To get closer to that abundant life Jesus wants for us all, I know I needed to make some minimalist changes. My husband and I are working to shed at least half our accumulated stuff. I have renewed my commitment to writing and study, and I have taken more time for friends and family. And I have set aside time to focus on my relationship with God.

Money matters and Jesus
Jesus talks a lot about money in the Bible. How we use our money matters to Jesus. The message we get from our commercial culture is to buy, buy, buy; spend, spend, spend. But we Christians are called to be counter-cultural—because our life’s meaning is not wrapped up in material things. It is through Jesus Christ that our lives have meaning. Minimalism helps us cut through the clutter and the busy-ness to refocus on our Triune God—Father, Son, and Holy Spirit–and the aspects of life that truly matter.

I knew that minimizing my possessions and prioritizing my time and energy wouldn’t be enough. I had to make a point of fasting from shopping.

Fasting has a long history in our faith tradition. In the Bible, people fasted for many reasons: in mourning, in seeking connection with God, and in preparation for a spiritual event.

Lent has long been a season of the church year when people fast in repentance and to focus on God. The Greek and Latin roots of the word repent literally mean a “change of mind” or to “turn around,” and for centuries people have chosen to fast in order to turn and return to God.

When we think of fasting, we usually think of food—but fasting can mean letting go of anything to focus more on God and the things that matter most. Lent is a good time to fast from certain types of spending, to discover how spending money can be done for the glory of God.

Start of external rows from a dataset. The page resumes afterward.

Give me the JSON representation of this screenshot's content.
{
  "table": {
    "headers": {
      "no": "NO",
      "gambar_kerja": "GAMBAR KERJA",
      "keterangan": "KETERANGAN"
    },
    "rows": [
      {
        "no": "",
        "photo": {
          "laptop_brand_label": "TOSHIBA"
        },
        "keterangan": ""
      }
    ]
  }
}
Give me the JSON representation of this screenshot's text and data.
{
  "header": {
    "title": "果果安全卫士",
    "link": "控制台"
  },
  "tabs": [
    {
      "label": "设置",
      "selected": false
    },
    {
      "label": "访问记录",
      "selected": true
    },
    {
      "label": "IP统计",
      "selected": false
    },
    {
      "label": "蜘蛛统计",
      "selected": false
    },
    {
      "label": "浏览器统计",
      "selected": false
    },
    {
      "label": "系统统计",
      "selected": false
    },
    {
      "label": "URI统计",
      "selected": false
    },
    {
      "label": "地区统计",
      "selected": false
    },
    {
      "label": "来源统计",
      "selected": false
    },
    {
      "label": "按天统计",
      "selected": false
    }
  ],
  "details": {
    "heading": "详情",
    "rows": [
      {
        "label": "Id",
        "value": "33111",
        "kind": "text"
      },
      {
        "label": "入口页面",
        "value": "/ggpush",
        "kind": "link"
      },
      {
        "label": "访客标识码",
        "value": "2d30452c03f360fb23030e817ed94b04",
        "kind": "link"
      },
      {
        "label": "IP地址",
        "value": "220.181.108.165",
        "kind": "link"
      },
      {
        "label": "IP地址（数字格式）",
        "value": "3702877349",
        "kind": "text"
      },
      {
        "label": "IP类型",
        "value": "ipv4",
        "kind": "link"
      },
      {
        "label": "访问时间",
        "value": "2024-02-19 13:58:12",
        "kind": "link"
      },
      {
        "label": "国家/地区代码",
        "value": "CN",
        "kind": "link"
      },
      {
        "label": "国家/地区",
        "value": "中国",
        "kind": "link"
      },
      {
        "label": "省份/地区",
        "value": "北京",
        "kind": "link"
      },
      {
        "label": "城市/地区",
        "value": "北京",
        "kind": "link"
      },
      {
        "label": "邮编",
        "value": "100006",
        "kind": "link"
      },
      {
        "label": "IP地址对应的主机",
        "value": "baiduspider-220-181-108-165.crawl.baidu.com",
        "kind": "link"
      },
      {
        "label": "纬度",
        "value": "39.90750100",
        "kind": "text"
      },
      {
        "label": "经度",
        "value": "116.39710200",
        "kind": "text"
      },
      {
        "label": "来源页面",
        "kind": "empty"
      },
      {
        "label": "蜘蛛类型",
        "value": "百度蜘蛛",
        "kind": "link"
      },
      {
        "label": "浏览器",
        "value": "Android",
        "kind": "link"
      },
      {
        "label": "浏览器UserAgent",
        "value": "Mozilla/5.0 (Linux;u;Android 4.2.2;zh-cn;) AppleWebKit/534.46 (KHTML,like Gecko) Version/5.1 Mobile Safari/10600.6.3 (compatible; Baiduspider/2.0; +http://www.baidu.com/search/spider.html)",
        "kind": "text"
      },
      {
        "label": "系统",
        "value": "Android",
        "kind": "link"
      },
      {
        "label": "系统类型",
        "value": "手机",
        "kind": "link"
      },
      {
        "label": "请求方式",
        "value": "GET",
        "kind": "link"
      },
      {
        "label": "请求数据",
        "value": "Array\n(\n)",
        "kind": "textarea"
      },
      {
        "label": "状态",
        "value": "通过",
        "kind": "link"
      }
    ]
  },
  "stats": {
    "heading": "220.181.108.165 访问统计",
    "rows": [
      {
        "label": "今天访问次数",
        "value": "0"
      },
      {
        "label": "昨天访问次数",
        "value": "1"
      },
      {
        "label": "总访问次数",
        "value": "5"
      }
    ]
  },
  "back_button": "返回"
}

Fasting from some aspect of shopping or spending for the season of Lent offers an opportunity to be more deliberate about how we use the resources God gives us.

Discussion questions:

1. What do you think about minimalism? What aspects of minimalism could you see yourself trying? What would an abundant life, as Jesus said, look like for you?
2. How is God calling you to think about your shopping, buying, or spending? What are some ways you could “change your mind” or “turn around” the way you think about and use money this Lent?
3. Would you consider a shopping fast for a short amount of time? Why or why not? How do you think a shopping fast could help prioritize your life and focus on what matters most?

Closing prayer:
Loving God, we know that all that we are and all that we have comes from you. We know that your son Jesus came so that we could live a full life. Help us to focus on what truly matters– serving you and serving others with what you give us– so that we can have the full life you want us to have. In Jesus’ name, Amen.

Becca Ehrlich is a Lutheran pastor serving as associate Director of admissions at United Lutheran Seminary in Gettysburg and Philadelphia, Pa. She blogs about minimalism from a Christian perspective at